[EXCERPTED DATA]

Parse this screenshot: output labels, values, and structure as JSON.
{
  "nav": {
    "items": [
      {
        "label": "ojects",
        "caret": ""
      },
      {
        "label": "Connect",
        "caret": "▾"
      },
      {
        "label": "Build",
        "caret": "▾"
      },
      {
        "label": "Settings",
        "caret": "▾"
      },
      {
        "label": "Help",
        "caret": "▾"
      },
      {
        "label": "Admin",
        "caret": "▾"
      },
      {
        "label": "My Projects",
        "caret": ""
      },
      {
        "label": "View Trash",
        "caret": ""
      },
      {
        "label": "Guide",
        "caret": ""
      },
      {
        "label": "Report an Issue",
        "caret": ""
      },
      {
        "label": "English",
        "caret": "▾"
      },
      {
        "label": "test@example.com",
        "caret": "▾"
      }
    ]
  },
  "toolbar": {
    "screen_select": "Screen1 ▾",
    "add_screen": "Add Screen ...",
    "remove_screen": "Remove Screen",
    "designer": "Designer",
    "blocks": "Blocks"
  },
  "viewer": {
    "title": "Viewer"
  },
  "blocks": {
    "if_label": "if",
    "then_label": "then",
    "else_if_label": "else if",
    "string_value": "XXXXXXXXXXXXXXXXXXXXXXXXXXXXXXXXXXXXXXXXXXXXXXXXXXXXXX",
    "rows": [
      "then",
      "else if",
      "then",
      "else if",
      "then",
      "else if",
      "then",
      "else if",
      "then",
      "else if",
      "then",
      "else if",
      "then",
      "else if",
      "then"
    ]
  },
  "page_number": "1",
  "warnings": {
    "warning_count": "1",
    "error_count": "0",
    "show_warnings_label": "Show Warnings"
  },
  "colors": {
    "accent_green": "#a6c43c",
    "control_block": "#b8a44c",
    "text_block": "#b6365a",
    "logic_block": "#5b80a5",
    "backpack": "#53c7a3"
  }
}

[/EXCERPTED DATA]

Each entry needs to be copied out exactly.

## SOLUTION FOR THIS PROBLEM
Parse this screenshot: output labels, values, and structure as JSON.
{
  "nav": {
    "items": [
      {
        "label": "ojects",
        "caret": ""
      },
      {
        "label": "Connect",
        "caret": "▾"
      },
      {
        "label": "Build",
        "caret": "▾"
      },
      {
        "label": "Settings",
        "caret": "▾"
      },
      {
        "label": "Help",
        "caret": "▾"
      },
      {
        "label": "Admin",
        "caret": "▾"
      },
      {
        "label": "My Projects",
        "caret": ""
      },
      {
        "label": "View Trash",
        "caret": ""
      },
      {
        "label": "Guide",
        "caret": ""
      },
      {
        "label": "Report an Issue",
        "caret": ""
      },
      {
        "label": "English",
        "caret": "▾"
      },
      {
        "label": "test@example.com",
        "caret": "▾"
      }
    ]
  },
  "toolbar": {
    "screen_select": "Screen1 ▾",
    "add_screen": "Add Screen ...",
    "remove_screen": "Remove Screen",
    "designer": "Designer",
    "blocks": "Blocks"
  },
  "viewer": {
    "title": "Viewer"
  },
  "blocks": {
    "if_label": "if",
    "then_label": "then",
    "else_if_label": "else if",
    "string_value": "XXXXXXXXXXXXXXXXXXXXXXXXXXXXXXXXXXXXXXXXXXXXXXXXXXXXXX",
    "rows": [
      "then",
      "else if",
      "then",
      "else if",
      "then",
      "else if",
      "then",
      "else if",
      "then",
      "else if",
      "then",
      "else if",
      "then",
      "else if",
      "then"
    ]
  },
  "page_number": "1",
  "warnings": {
    "warning_count": "1",
    "error_count": "0",
    "show_warnings_label": "Show Warnings"
  },
  "colors": {
    "accent_green": "#a6c43c",
    "control_block": "#b8a44c",
    "text_block": "#b6365a",
    "logic_block": "#5b80a5",
    "backpack": "#53c7a3"
  }
}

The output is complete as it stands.